The poor soul trapped in the Matrix may have a way out, however.  He might reject semantic realism and accept semantic anti-realism.  The semantic anti-realist would suggest that it’s true there is a tree in the front yard, not because the sentence refers to something that may actually exist, but because the subjective experience of the person was such that he experienced a tree and a front yard.

So, for a semantic anti-realist, the conditions of a propositions being true are different than for a semantic realist.  In other words:  the conditions which make a proposition true are different for both positions.  The realist needs the tree to actually *be* in the front yard for the proposition to be true; the anti realist needs only the subject to have experienced there being a tree in the front yard for the proposition to be true.

Criticisms:

Anderson argues against global semantic realism.

“Global” here, means a semantic realist who believes that *all* such propositions about the external world are generally meant to be propositions about extra-mental objects.

Instead, Anderson wants to claim that some of our propositions are to be taken as having anti-realist truth-conditions, while others are to be taken as having realist truth-conditions.  Thus, he suggests a “semantic-dualism” which is robust enough to allow for the full range of our linguistic habits.

His arguments against semantic realism don’t strike me as very convincing.

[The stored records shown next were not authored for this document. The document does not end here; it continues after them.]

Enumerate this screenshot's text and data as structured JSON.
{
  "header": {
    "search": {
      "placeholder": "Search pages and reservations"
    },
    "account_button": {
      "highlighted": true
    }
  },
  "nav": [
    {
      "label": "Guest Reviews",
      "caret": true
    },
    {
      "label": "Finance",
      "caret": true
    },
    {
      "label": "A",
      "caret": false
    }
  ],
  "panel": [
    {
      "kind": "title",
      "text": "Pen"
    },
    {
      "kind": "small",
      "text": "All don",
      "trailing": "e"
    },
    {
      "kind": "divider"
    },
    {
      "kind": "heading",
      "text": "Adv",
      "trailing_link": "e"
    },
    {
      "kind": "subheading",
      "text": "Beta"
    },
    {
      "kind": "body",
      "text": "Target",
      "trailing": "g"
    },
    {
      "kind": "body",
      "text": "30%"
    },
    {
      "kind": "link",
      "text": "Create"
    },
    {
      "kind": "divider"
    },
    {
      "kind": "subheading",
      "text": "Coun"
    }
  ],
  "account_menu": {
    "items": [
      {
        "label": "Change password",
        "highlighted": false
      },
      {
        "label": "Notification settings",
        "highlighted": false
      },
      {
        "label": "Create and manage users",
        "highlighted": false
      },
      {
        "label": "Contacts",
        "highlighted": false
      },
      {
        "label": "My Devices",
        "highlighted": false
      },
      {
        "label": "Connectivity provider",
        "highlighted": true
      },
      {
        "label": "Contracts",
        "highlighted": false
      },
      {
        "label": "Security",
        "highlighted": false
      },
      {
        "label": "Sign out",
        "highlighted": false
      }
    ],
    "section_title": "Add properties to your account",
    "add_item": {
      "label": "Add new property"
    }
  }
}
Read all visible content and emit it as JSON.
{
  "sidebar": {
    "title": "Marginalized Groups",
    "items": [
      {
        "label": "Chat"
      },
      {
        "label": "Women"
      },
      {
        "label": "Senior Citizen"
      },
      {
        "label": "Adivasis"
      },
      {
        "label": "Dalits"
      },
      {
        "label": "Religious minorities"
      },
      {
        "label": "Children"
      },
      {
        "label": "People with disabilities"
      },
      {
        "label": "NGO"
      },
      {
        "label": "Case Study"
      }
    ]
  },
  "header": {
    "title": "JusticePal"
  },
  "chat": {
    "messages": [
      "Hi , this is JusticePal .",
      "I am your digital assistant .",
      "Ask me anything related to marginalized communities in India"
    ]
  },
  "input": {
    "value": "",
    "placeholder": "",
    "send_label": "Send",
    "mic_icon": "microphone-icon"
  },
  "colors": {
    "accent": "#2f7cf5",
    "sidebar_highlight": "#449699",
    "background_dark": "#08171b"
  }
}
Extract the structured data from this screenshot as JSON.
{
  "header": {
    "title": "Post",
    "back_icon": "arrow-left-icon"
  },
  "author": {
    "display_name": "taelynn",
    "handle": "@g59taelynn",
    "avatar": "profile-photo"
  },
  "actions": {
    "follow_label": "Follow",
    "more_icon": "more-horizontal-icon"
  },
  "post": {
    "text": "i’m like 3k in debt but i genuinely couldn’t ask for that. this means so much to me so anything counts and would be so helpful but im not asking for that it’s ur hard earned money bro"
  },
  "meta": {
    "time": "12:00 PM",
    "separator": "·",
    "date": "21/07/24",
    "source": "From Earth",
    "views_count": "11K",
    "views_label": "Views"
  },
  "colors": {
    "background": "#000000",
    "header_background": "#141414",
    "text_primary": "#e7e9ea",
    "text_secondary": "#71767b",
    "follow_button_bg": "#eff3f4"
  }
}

They amount to arguments from audacity.  “If it were true that we lived in a world where something like Berkeleian Idealism were true, and if we were also semantic realists, then that would mean that almost all Biblical propositions would be false”.

Well – granted…but then again, if we lived in a Berkeleian Idealist universe, Scripture would have implied as much and we would be able to properly deduce that Scriptural statements about the external world are really not referring to mind-independent objects, but rather, are referring to objects which depend (in non-trivial ways) on the mind of God.

Additionally, for an essay to have such an interesting title, it says little to nothing about God’s situation with respect to semantic realism or anti-realism.  Anderson, if successful in this article, will have shown that humans should be semantic dualists…but that’s not to say that God should also be a semantic dualist.

In fact, if we say that God is a semantic anti-realist in some respect, then we might be in danger of shaving away the classic doctrine of the “Creator / Creature” distinction…and that leads to all sorts of heresies.  Additionally, given God’s status as creator, when God speaks about a world outside of Himself, it comes to be; in other words, it becomes “real” by virtue of Him speaking about it.  It doesn’t seem (on this view) that God could be an anti-realist with respect to His experiences of extra-mental objects.

While Anderson does a good job of convincing me that I ought not be dogmatic about my “realist” views, and while he’s sparked my interest in the possibilities semantic anti-realism (or even his own semantic “dualism”) might offer to the Christian, I’m not convinced that he’s made a good case here against semantic realism.